The standard indexing as done in The Hague gives the possibility to search on UDC numbers or on words of the description. This adds nothing compared with a printed edition with a good index, such as the British Medium Edition of 1993. A good index gives even more synonyms, including synonyms not given in the MRF. An index also can deal with the problem that the terminology is not always consistent. Searching with SALARY + SALARIES gives 14 records; searching with WAGE + WAGES results in 59 records. Of the 14 records found with SALARY + SALARIES 9 do not also contain the term WAGE or WAGES. And to find all notations, which deal with pay in way or another, we have to search with PAY$ too! There exists a record with Pay restriction as description.
The database gives also new search possibilities. A multilingual edition is quite simple to make when the different translations are available (see Figure 3) (5).
For the indexer or the end user it is important that it is possible to search with the words in the descriptions of examples. The UDC editions contain many examples of combinations of notations and parallel subdivisions and they can be found in this way.
There are however two shortcomings. In the record for a given notation one can not find which special auxiliaries are valid for that notation and also the next notation higher up in the hierarchical chain is not given.
Which special auxiliaries are valid for a notation is not always clear. In theory one can find the answer by going up in the hierarchical chain. The special auxiliaries are given under the hierarchical highest notation where they are valid and can also be used for all subdivisions. However, especially in class 6 -- where there are many special auxiliaries -many irregularities exist. These can make it difficult to know which special auxiliaries are valid. In the record for 616 is a note saying that the special auxiliaries given under 616 are valid also for 617 and 618. Under 617 and 618 there is no reference to these special auxiliaries (see Figuur 4 and Figure 5).

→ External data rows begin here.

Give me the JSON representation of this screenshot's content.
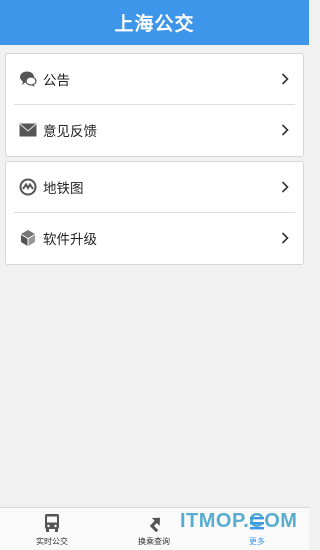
{
  "header": {
    "title": "上海公交"
  },
  "menu": {
    "group1": [
      {
        "label": "公告",
        "icon": "speech-bubbles-icon"
      },
      {
        "label": "意见反馈",
        "icon": "envelope-icon"
      }
    ],
    "group2": [
      {
        "label": "地铁图",
        "icon": "metro-logo-icon"
      },
      {
        "label": "软件升级",
        "icon": "upgrade-box-icon"
      }
    ]
  },
  "tabbar": {
    "tabs": [
      {
        "label": "实时公交",
        "icon": "bus-icon",
        "active": false
      },
      {
        "label": "换乘查询",
        "icon": "transfer-arrow-icon",
        "active": false
      },
      {
        "label": "更多",
        "icon": "more-icon",
        "active": true
      }
    ]
  },
  "watermark": "ITMOP.COM",
  "colors": {
    "primary": "#3d96ea",
    "background": "#f1f1f1"
  }
}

In most cases it is uncomplicated to find the next notation in a hierarchical chain: each level is denoted by one digit more or less in the hierarchical chain. There are however many exceptions. The irregularities in class 2 are well known (see Figure 8) but there are many other instances.
For the reviser it is important that it is possible to find all instances where a given UDC number is present in the database. Not only as a main number but also as an example or a part of a combination of notations. When in a revision the UDC number 625.768.7 is replaced with another number the notation has also to be changed in the record for 628.1.034.4 (see Figure 6). Note that the special auxiliary .034.4 is not given in the combination field. The description For fire fighting is the description for 614.84.034.4). Also notation more or less hidden in a combination of notations can be found through the index. For this purpose there exist a special field (field 951, see Figure 7).

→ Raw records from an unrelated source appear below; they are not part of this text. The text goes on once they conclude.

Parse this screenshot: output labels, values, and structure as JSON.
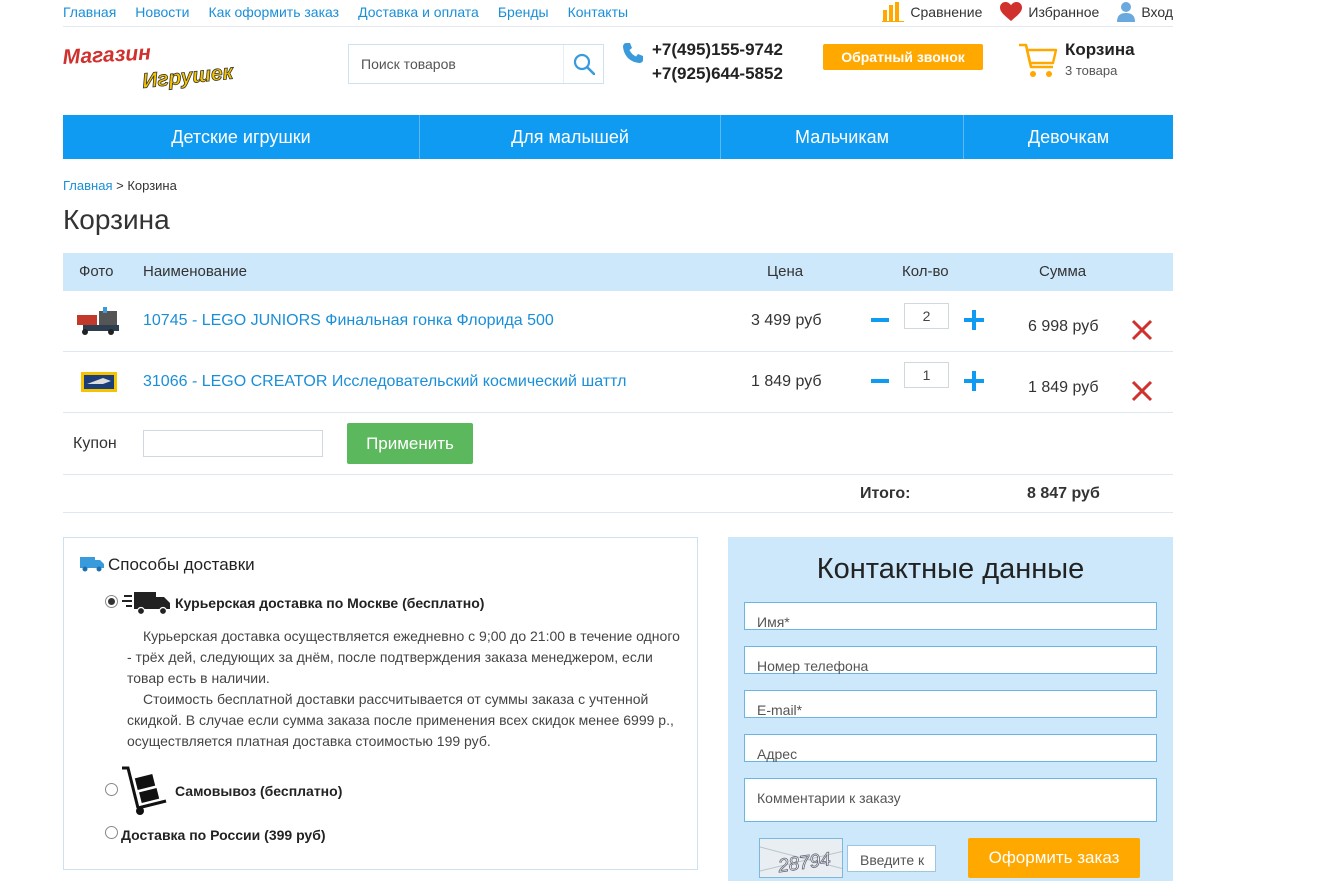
{
  "topnav": {
    "items": [
      "Главная",
      "Новости",
      "Как оформить заказ",
      "Доставка и оплата",
      "Бренды",
      "Контакты"
    ],
    "compare": "Сравнение",
    "favorites": "Избранное",
    "login": "Вход"
  },
  "header": {
    "logo_line1": "Магазин",
    "logo_line2": "Игрушек",
    "search_placeholder": "Поиск товаров",
    "phone1": "+7(495)155-9742",
    "phone2": "+7(925)644-5852",
    "callback": "Обратный звонок",
    "cart_title": "Корзина",
    "cart_count": "3 товара"
  },
  "mainnav": [
    "Детские игрушки",
    "Для малышей",
    "Мальчикам",
    "Девочкам"
  ],
  "breadcrumb": {
    "home": "Главная",
    "sep": ">",
    "current": "Корзина"
  },
  "page_title": "Корзина",
  "table": {
    "headers": {
      "photo": "Фото",
      "name": "Наименование",
      "price": "Цена",
      "qty": "Кол-во",
      "sum": "Сумма"
    },
    "rows": [
      {
        "name": "10745 - LEGO JUNIORS Финальная гонка Флорида 500",
        "price": "3 499 руб",
        "qty": "2",
        "sum": "6 998 руб"
      },
      {
        "name": "31066 - LEGO CREATOR Исследовательский космический шаттл",
        "price": "1 849 руб",
        "qty": "1",
        "sum": "1 849 руб"
      }
    ]
  },
  "coupon": {
    "label": "Купон",
    "value": "",
    "apply": "Применить"
  },
  "total": {
    "label": "Итого:",
    "value": "8 847 руб"
  },
  "delivery": {
    "title": "Способы доставки",
    "options": [
      {
        "title": "Курьерская доставка по Москве (бесплатно)",
        "selected": true
      },
      {
        "title": "Самовывоз (бесплатно)",
        "selected": false
      },
      {
        "title": "Доставка по России (399 руб)",
        "selected": false
      }
    ],
    "desc1": "Курьерская доставка осуществляется ежедневно с 9;00 до 21:00 в течение одного - трёх дей, следующих за днём, после подтверждения заказа менеджером, если товар есть в наличии.",
    "desc2": "Стоимость бесплатной доставки рассчитывается от суммы заказа с учтенной скидкой. В случае если сумма заказа после применения всех скидок менее 6999 р., осуществляется платная доставка стоимостью 199 руб."
  },
  "contact": {
    "title": "Контактные данные",
    "name_placeholder": "Имя*",
    "phone_placeholder": "Номер телефона",
    "email_placeholder": "E-mail*",
    "address_placeholder": "Адрес",
    "comment_placeholder": "Комментарии к заказу",
    "captcha_text": "28794",
    "captcha_placeholder": "Введите к",
    "submit": "Оформить заказ"
  },
  "colors": {
    "accent": "#0f9bf2",
    "orange": "#ffa800",
    "green": "#5cb85c",
    "panel": "#cde8fb",
    "delete": "#d0312d"
  }
}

It can be used for breaking complex notations in there constituting parts. Decomposition is not always possible without looking up in the tables. In this way it is possible to search on all separate notations that together form the notation given to a book (7). Only with a form of decomposition of the complex notations it is possible to find all documents dealing with auxiliaries. Two examples: (498) Romania and Evening study. Evening school (37… 018.2).
When the separate parts are available for searching than the next step is using the descriptions, which belong to a notation, for the search process. In an ideal situation the end user can search without using one notation. Condition is a modernisation of the terminology and the adding of synonyms. This searching with words instead of with notations can be combined with navigation. Navigation enables the searcher to ask for documents that are like a given found document, or to search for all documents dealing with a subject, including documents dealing with a subject hierarchically lower in the change.